So what is a citron fruit?
Not to be confused with either lemons or oranges, this plump round or lemon-shaped fruit is yellow-orange in colour and smooth, with deep ridges emanating from the stem. The peel is thick and pithy; the flesh segmented and small. The leaves and flowers produce a wonderful lemon scent, and the flavour is sharp and acidic with a slight bitterness. It’s not often eaten in its raw state and is best used in marmalade preserves, blended into juices or to complement savoury dishes. The thick peel is cured in brine, or candied and eaten as a confection.
The cultural significance of the citron fruit
The citron is an ancient fruit that was first introduced to the Mediterranean in the Third Century BC by the Persians. However, its origins can be traced back to Asia. Traditionally, during the Jewish Feast of Tabernacles, a fresh and unmarked citron stands as a characteristic symbol of the 40-year Jewish desert resistance. It is also recognised as an emblem of the Sukkoth feast, where God is given thanks for fertility and plant growth. Apart from its role in the kitchen, the citron is used medicinally to treat a range of ailments, from seasickness and scurvy to pulmonary troubles and rheumatism.

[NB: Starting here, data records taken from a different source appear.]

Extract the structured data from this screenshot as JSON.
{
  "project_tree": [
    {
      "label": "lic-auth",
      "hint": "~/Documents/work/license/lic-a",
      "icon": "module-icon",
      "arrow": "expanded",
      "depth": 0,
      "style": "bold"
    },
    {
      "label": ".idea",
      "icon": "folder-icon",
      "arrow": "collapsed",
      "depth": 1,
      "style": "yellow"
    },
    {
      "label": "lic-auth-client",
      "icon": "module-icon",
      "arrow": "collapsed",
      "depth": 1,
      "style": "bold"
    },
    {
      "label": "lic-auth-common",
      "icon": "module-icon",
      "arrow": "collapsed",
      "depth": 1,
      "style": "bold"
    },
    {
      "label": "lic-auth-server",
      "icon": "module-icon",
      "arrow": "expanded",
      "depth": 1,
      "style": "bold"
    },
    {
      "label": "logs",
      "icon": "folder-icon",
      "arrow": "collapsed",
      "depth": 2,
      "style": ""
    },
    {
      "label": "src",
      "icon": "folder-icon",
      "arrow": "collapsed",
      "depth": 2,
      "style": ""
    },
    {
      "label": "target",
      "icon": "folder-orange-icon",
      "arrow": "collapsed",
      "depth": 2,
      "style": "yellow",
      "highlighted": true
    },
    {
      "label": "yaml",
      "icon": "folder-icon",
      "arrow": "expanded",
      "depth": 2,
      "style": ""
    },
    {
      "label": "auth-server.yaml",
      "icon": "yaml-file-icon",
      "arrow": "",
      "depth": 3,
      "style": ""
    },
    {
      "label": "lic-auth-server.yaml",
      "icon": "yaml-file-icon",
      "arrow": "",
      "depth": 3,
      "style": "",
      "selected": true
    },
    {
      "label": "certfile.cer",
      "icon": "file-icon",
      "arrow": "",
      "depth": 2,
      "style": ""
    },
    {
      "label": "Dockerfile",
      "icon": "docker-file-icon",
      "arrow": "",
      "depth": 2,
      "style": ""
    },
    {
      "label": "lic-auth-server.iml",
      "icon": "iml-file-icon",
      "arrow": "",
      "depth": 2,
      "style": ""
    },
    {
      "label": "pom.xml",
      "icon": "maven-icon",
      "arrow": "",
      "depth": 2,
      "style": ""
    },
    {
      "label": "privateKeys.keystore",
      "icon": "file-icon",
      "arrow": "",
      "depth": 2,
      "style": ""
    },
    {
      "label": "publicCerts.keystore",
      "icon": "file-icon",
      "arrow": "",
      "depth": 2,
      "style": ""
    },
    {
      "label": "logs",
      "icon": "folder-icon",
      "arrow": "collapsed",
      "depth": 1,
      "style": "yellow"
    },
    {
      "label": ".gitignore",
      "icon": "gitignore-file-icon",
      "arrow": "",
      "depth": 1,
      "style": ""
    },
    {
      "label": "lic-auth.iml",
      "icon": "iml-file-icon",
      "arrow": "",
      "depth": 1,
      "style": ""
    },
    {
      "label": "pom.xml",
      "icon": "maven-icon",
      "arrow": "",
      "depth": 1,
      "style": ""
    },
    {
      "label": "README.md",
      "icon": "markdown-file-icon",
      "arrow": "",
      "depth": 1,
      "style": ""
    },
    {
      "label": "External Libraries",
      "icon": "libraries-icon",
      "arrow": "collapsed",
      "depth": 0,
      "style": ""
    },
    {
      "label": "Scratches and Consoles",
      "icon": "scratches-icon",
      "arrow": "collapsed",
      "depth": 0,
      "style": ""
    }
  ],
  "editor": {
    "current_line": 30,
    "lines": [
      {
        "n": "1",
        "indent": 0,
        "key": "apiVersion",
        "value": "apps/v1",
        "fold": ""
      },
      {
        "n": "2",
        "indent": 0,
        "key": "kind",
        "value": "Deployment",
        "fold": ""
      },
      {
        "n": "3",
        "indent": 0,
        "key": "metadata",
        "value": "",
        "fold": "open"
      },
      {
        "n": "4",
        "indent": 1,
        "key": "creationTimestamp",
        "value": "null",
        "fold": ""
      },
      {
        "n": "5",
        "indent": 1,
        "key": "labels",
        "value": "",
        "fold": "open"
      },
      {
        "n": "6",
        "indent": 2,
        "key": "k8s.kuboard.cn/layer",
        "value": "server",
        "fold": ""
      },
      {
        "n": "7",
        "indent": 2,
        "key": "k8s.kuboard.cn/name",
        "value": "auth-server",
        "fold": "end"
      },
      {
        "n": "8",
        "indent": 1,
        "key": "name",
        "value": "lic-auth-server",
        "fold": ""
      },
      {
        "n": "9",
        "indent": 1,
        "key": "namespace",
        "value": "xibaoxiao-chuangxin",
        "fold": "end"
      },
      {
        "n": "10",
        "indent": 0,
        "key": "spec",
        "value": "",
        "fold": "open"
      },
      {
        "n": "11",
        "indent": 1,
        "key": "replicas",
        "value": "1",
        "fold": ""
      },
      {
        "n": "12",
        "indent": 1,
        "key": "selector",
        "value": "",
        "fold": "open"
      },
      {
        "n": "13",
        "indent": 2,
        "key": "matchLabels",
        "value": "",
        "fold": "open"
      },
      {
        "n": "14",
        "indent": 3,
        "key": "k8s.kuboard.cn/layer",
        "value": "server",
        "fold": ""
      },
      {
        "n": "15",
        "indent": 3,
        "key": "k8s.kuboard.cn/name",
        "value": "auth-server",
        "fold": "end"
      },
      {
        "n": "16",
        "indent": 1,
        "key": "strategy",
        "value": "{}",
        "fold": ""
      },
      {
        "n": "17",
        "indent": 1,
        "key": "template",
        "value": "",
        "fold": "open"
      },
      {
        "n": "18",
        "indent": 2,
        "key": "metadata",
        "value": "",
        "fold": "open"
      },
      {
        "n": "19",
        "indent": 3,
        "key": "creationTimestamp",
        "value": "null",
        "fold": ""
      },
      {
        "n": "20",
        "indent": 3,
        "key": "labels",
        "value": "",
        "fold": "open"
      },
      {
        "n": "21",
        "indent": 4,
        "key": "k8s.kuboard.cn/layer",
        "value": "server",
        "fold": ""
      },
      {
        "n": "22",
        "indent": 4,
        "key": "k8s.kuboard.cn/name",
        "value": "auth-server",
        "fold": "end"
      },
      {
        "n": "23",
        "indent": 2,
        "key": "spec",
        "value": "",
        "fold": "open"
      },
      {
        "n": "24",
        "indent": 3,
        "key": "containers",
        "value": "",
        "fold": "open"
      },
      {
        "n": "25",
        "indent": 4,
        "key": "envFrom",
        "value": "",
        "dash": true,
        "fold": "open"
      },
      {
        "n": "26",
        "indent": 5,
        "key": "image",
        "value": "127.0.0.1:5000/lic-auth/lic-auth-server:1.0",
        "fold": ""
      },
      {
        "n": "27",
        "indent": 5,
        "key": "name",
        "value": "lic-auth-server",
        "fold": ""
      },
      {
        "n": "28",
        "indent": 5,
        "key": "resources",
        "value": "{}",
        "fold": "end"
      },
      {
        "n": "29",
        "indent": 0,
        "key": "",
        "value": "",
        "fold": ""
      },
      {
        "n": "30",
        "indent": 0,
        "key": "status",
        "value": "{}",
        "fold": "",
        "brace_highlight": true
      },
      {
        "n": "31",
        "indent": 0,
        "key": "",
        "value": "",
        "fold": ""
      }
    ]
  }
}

The citron makes a wonderful addition to a citrus orchard but also flourishes in a container on the stoep. For more information about how to grow and care for your own citron tree, refer to the detailed guide on the Candide app.